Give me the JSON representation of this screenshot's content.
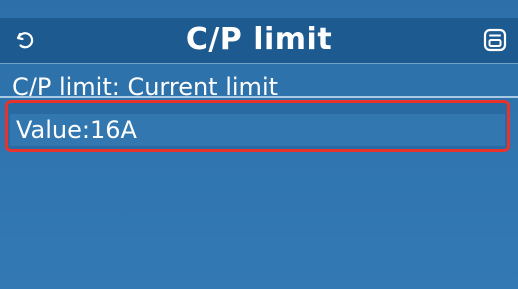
{
  "header": {
    "title": "C/P limit",
    "back_icon": "back-arrow-icon",
    "save_icon": "save-icon"
  },
  "rows": [
    {
      "text": "C/P limit: Current limit"
    },
    {
      "text": "Value:16A",
      "highlighted": true
    }
  ],
  "colors": {
    "background": "#2f73ad",
    "header": "#1c5a90",
    "highlight_border": "#e8332c",
    "text": "#ffffff"
  }
}
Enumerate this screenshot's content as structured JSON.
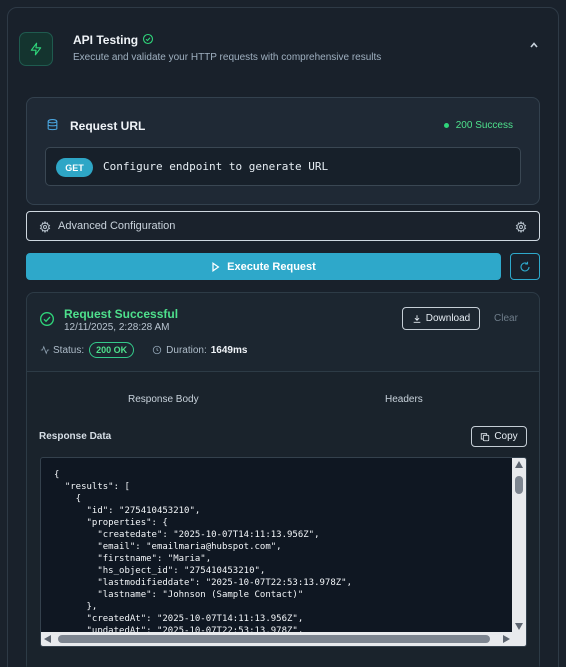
{
  "header": {
    "title": "API Testing",
    "subtitle": "Execute and validate your HTTP requests with comprehensive results",
    "accent": "#2fd47a"
  },
  "request_url": {
    "title": "Request URL",
    "status": "200 Success",
    "method": "GET",
    "url_text": "Configure endpoint to generate URL"
  },
  "advanced": {
    "label": "Advanced Configuration"
  },
  "execute": {
    "label": "Execute Request",
    "color": "#2ea8ca"
  },
  "result": {
    "title": "Request Successful",
    "timestamp": "12/11/2025, 2:28:28 AM",
    "download_label": "Download",
    "clear_label": "Clear",
    "status_label": "Status:",
    "status_value": "200 OK",
    "duration_label": "Duration:",
    "duration_value": "1649ms"
  },
  "tabs": {
    "body": "Response Body",
    "headers": "Headers"
  },
  "response": {
    "label": "Response Data",
    "copy_label": "Copy",
    "code_lines": [
      "{",
      "  \"results\": [",
      "    {",
      "      \"id\": \"275410453210\",",
      "      \"properties\": {",
      "        \"createdate\": \"2025-10-07T14:11:13.956Z\",",
      "        \"email\": \"emailmaria@hubspot.com\",",
      "        \"firstname\": \"Maria\",",
      "        \"hs_object_id\": \"275410453210\",",
      "        \"lastmodifieddate\": \"2025-10-07T22:53:13.978Z\",",
      "        \"lastname\": \"Johnson (Sample Contact)\"",
      "      },",
      "      \"createdAt\": \"2025-10-07T14:11:13.956Z\",",
      "      \"updatedAt\": \"2025-10-07T22:53:13.978Z\","
    ]
  }
}
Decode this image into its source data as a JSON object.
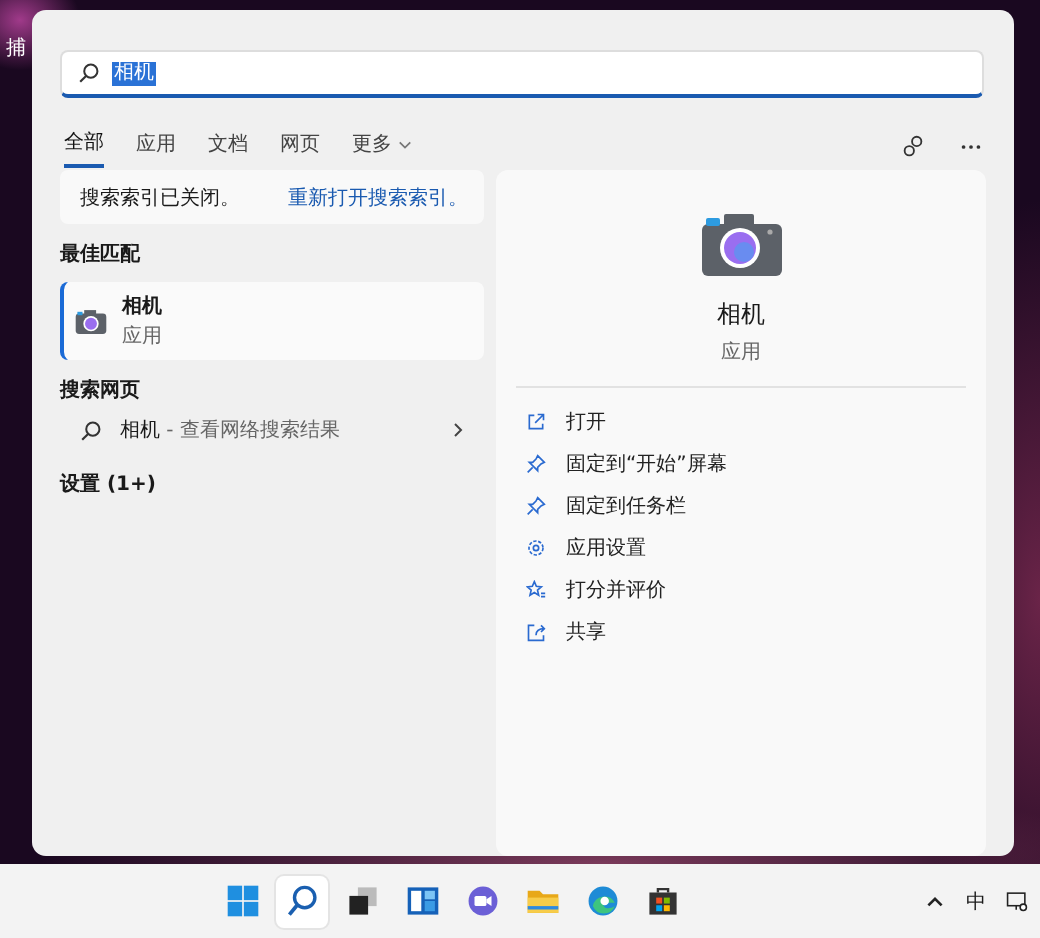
{
  "desktop": {
    "icon_label": "捕"
  },
  "search": {
    "value": "相机"
  },
  "tabs": [
    {
      "label": "全部",
      "selected": true
    },
    {
      "label": "应用",
      "selected": false
    },
    {
      "label": "文档",
      "selected": false
    },
    {
      "label": "网页",
      "selected": false
    },
    {
      "label": "更多",
      "selected": false,
      "kind": "dropdown"
    }
  ],
  "notice": {
    "text": "搜索索引已关闭。",
    "link": "重新打开搜索索引。"
  },
  "best_match": {
    "heading": "最佳匹配",
    "title": "相机",
    "subtitle": "应用",
    "selected": true
  },
  "web_search": {
    "heading": "搜索网页",
    "query": "相机",
    "hint": " - 查看网络搜索结果"
  },
  "settings": {
    "heading": "设置 (1+)"
  },
  "detail": {
    "title": "相机",
    "subtitle": "应用",
    "actions": [
      {
        "kind": "open",
        "label": "打开"
      },
      {
        "kind": "pin",
        "label": "固定到“开始”屏幕"
      },
      {
        "kind": "pin",
        "label": "固定到任务栏"
      },
      {
        "kind": "settings",
        "label": "应用设置"
      },
      {
        "kind": "rate",
        "label": "打分并评价"
      },
      {
        "kind": "share",
        "label": "共享"
      }
    ]
  },
  "taskbar": {
    "items": [
      {
        "kind": "start",
        "selected": false
      },
      {
        "kind": "search",
        "selected": true
      },
      {
        "kind": "taskview",
        "selected": false
      },
      {
        "kind": "widgets",
        "selected": false
      },
      {
        "kind": "chat",
        "selected": false
      },
      {
        "kind": "explorer",
        "selected": false
      },
      {
        "kind": "edge",
        "selected": false
      },
      {
        "kind": "store",
        "selected": false
      }
    ],
    "input_method": "中"
  }
}
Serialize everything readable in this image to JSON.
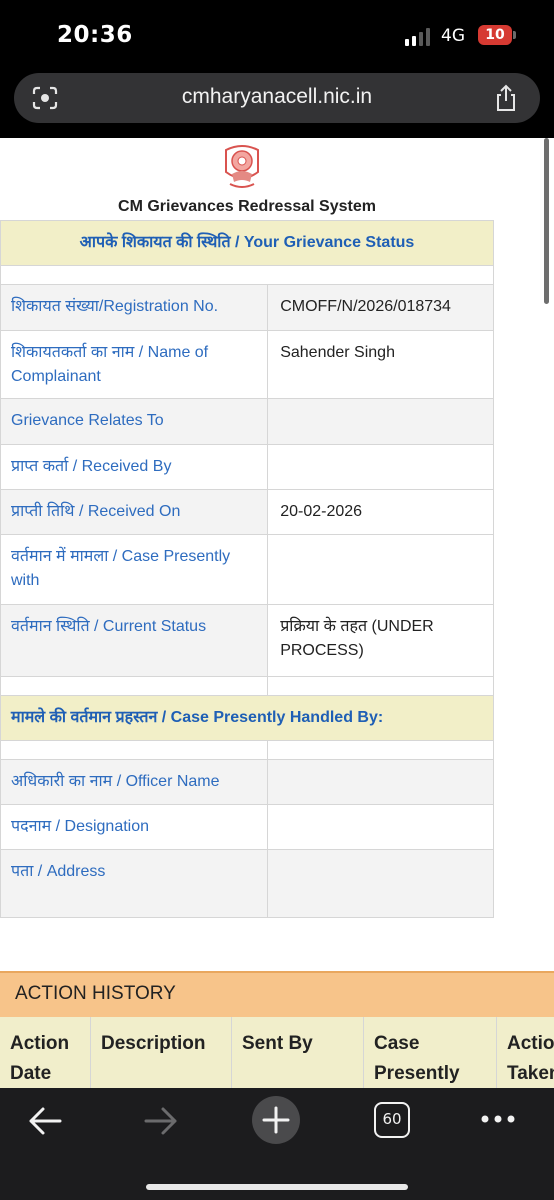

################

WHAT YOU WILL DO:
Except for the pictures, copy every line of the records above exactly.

EXERCISE ANSWER:
Give me the JSON representation of this screenshot's content.
{
  "header": {
    "title": "C/P limit",
    "back_icon": "back-arrow-icon",
    "save_icon": "save-icon"
  },
  "rows": [
    {
      "text": "C/P limit: Current limit"
    },
    {
      "text": "Value:16A",
      "highlighted": true
    }
  ],
  "colors": {
    "background": "#2f73ad",
    "header": "#1c5a90",
    "highlight_border": "#e8332c",
    "text": "#ffffff"
  }
}
Enumerate this screenshot's content as structured JSON.
{
  "header": {
    "title": "API Testing",
    "subtitle": "Execute and validate your HTTP requests with comprehensive results",
    "accent": "#2fd47a"
  },
  "request_url": {
    "title": "Request URL",
    "status": "200 Success",
    "method": "GET",
    "url_text": "Configure endpoint to generate URL"
  },
  "advanced": {
    "label": "Advanced Configuration"
  },
  "execute": {
    "label": "Execute Request",
    "color": "#2ea8ca"
  },
  "result": {
    "title": "Request Successful",
    "timestamp": "12/11/2025, 2:28:28 AM",
    "download_label": "Download",
    "clear_label": "Clear",
    "status_label": "Status:",
    "status_value": "200 OK",
    "duration_label": "Duration:",
    "duration_value": "1649ms"
  },
  "tabs": {
    "body": "Response Body",
    "headers": "Headers"
  },
  "response": {
    "label": "Response Data",
    "copy_label": "Copy",
    "code_lines": [
      "{",
      "  \"results\": [",
      "    {",
      "      \"id\": \"275410453210\",",
      "      \"properties\": {",
      "        \"createdate\": \"2025-10-07T14:11:13.956Z\",",
      "        \"email\": \"emailmaria@hubspot.com\",",
      "        \"firstname\": \"Maria\",",
      "        \"hs_object_id\": \"275410453210\",",
      "        \"lastmodifieddate\": \"2025-10-07T22:53:13.978Z\",",
      "        \"lastname\": \"Johnson (Sample Contact)\"",
      "      },",
      "      \"createdAt\": \"2025-10-07T14:11:13.956Z\",",
      "      \"updatedAt\": \"2025-10-07T22:53:13.978Z\","
    ]
  }
}
Decode this image into its source data as a JSON object.
{
  "desktop": {
    "icon_label": "捕"
  },
  "search": {
    "value": "相机"
  },
  "tabs": [
    {
      "label": "全部",
      "selected": true
    },
    {
      "label": "应用",
      "selected": false
    },
    {
      "label": "文档",
      "selected": false
    },
    {
      "label": "网页",
      "selected": false
    },
    {
      "label": "更多",
      "selected": false,
      "kind": "dropdown"
    }
  ],
  "notice": {
    "text": "搜索索引已关闭。",
    "link": "重新打开搜索索引。"
  },
  "best_match": {
    "heading": "最佳匹配",
    "title": "相机",
    "subtitle": "应用",
    "selected": true
  },
  "web_search": {
    "heading": "搜索网页",
    "query": "相机",
    "hint": " - 查看网络搜索结果"
  },
  "settings": {
    "heading": "设置 (1+)"
  },
  "detail": {
    "title": "相机",
    "subtitle": "应用",
    "actions": [
      {
        "kind": "open",
        "label": "打开"
      },
      {
        "kind": "pin",
        "label": "固定到“开始”屏幕"
      },
      {
        "kind": "pin",
        "label": "固定到任务栏"
      },
      {
        "kind": "settings",
        "label": "应用设置"
      },
      {
        "kind": "rate",
        "label": "打分并评价"
      },
      {
        "kind": "share",
        "label": "共享"
      }
    ]
  },
  "taskbar": {
    "items": [
      {
        "kind": "start",
        "selected": false
      },
      {
        "kind": "search",
        "selected": true
      },
      {
        "kind": "taskview",
        "selected": false
      },
      {
        "kind": "widgets",
        "selected": false
      },
      {
        "kind": "chat",
        "selected": false
      },
      {
        "kind": "explorer",
        "selected": false
      },
      {
        "kind": "edge",
        "selected": false
      },
      {
        "kind": "store",
        "selected": false
      }
    ],
    "input_method": "中"
  }
}
Serialize everything readable in this image to JSON.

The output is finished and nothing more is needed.